Exercise aim | Pictures found in the material must be left out, and every line returned as written.
►
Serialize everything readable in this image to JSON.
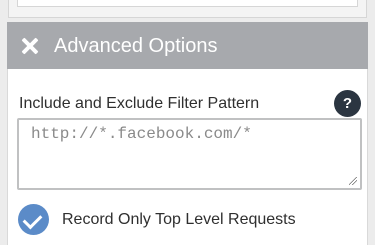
{
  "advanced_options": {
    "title": "Advanced Options",
    "filter_pattern": {
      "label": "Include and Exclude Filter Pattern",
      "help_glyph": "?",
      "placeholder": "http://*.facebook.com/*",
      "value": ""
    },
    "record_top_level": {
      "label": "Record Only Top Level Requests",
      "checked": true
    }
  },
  "colors": {
    "header_bg": "#a7a9ad",
    "help_bg": "#2b3541",
    "check_bg": "#5b8bc8"
  }
}
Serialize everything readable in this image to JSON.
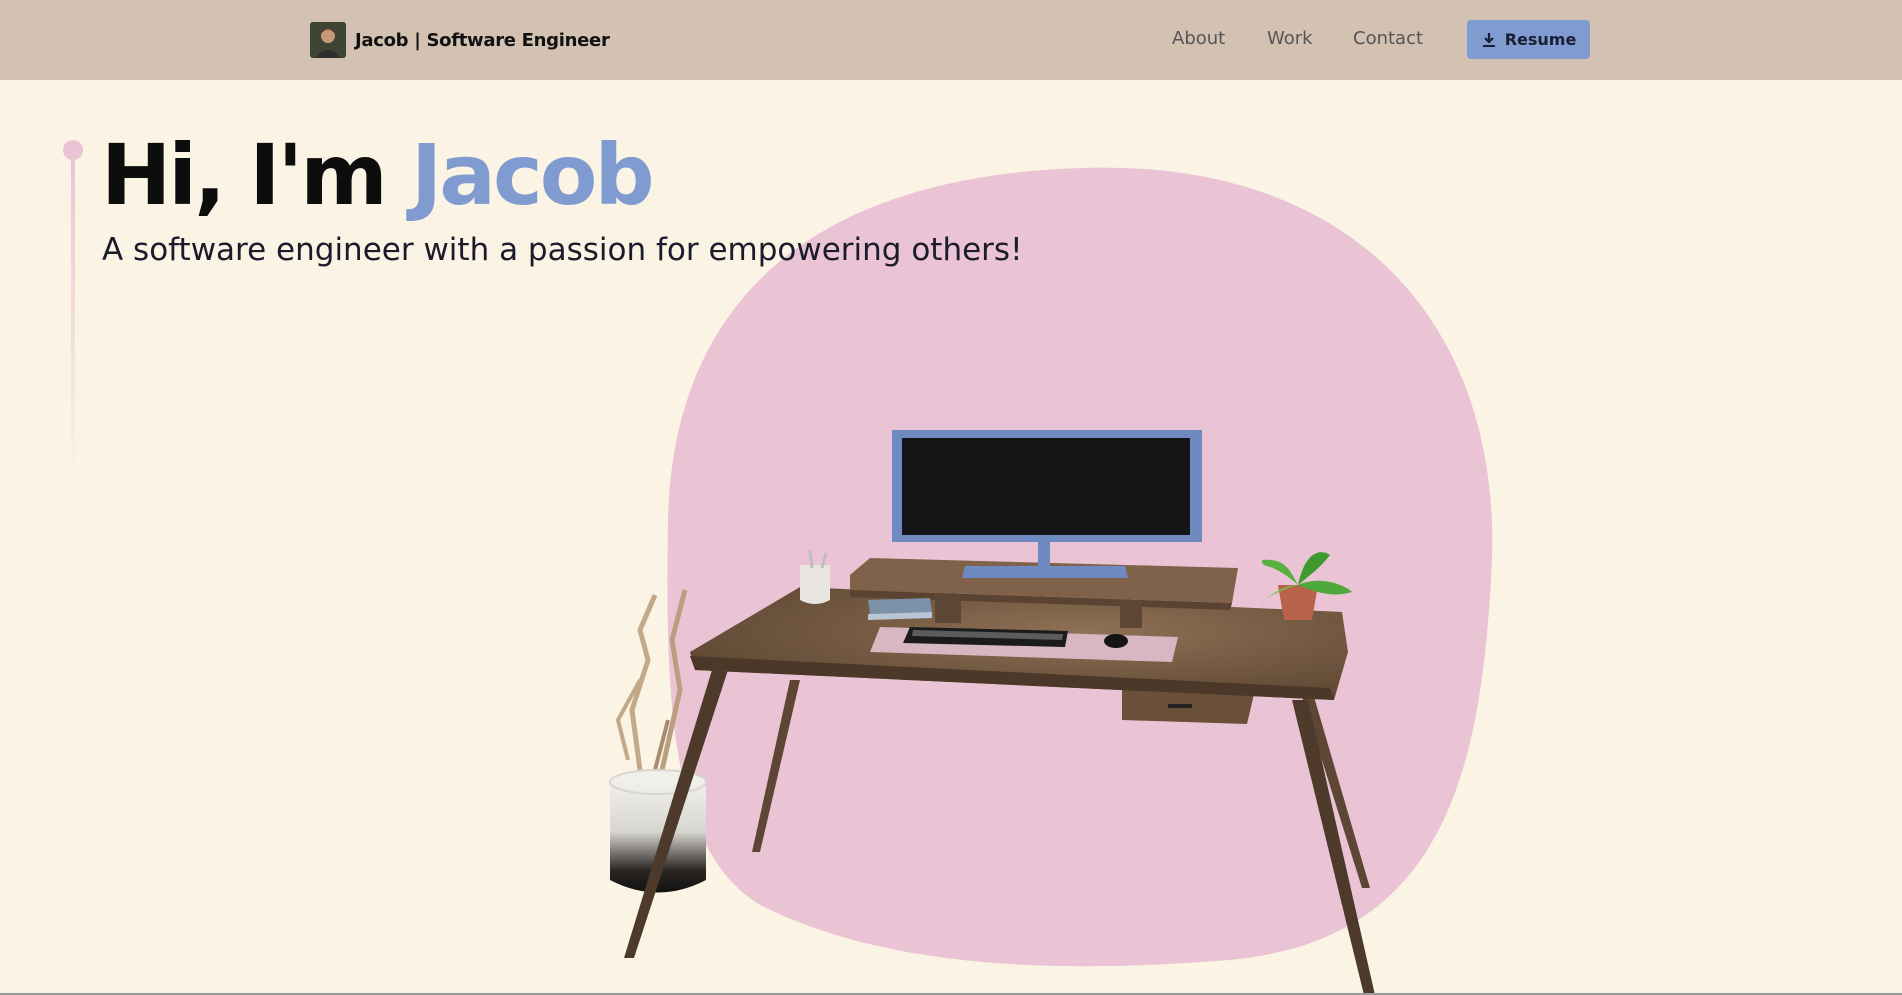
{
  "nav": {
    "brand": "Jacob | Software Engineer",
    "links": [
      "About",
      "Work",
      "Contact"
    ],
    "resume_label": "Resume"
  },
  "hero": {
    "greeting": "Hi, I'm ",
    "name": "Jacob",
    "subtitle": "A software engineer with a passion for empowering others!"
  },
  "colors": {
    "navbar_bg": "#D3C1B1",
    "page_bg": "#FBF4E4",
    "accent_blue": "#7F9BD0",
    "accent_pink": "#EAC4D5"
  },
  "icons": {
    "resume": "download-icon"
  }
}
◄
Completed task |
Serialize everything readable in this image to JSON.
{
  "advanced_options": {
    "title": "Advanced Options",
    "filter_pattern": {
      "label": "Include and Exclude Filter Pattern",
      "help_glyph": "?",
      "placeholder": "http://*.facebook.com/*",
      "value": ""
    },
    "record_top_level": {
      "label": "Record Only Top Level Requests",
      "checked": true
    }
  },
  "colors": {
    "header_bg": "#a7a9ad",
    "help_bg": "#2b3541",
    "check_bg": "#5b8bc8"
  }
}
Serialize everything readable in this image to JSON.
{
  "nav": {
    "brand": "Jacob | Software Engineer",
    "links": [
      "About",
      "Work",
      "Contact"
    ],
    "resume_label": "Resume"
  },
  "hero": {
    "greeting": "Hi, I'm ",
    "name": "Jacob",
    "subtitle": "A software engineer with a passion for empowering others!"
  },
  "colors": {
    "navbar_bg": "#D3C1B1",
    "page_bg": "#FBF4E4",
    "accent_blue": "#7F9BD0",
    "accent_pink": "#EAC4D5"
  },
  "icons": {
    "resume": "download-icon"
  }
}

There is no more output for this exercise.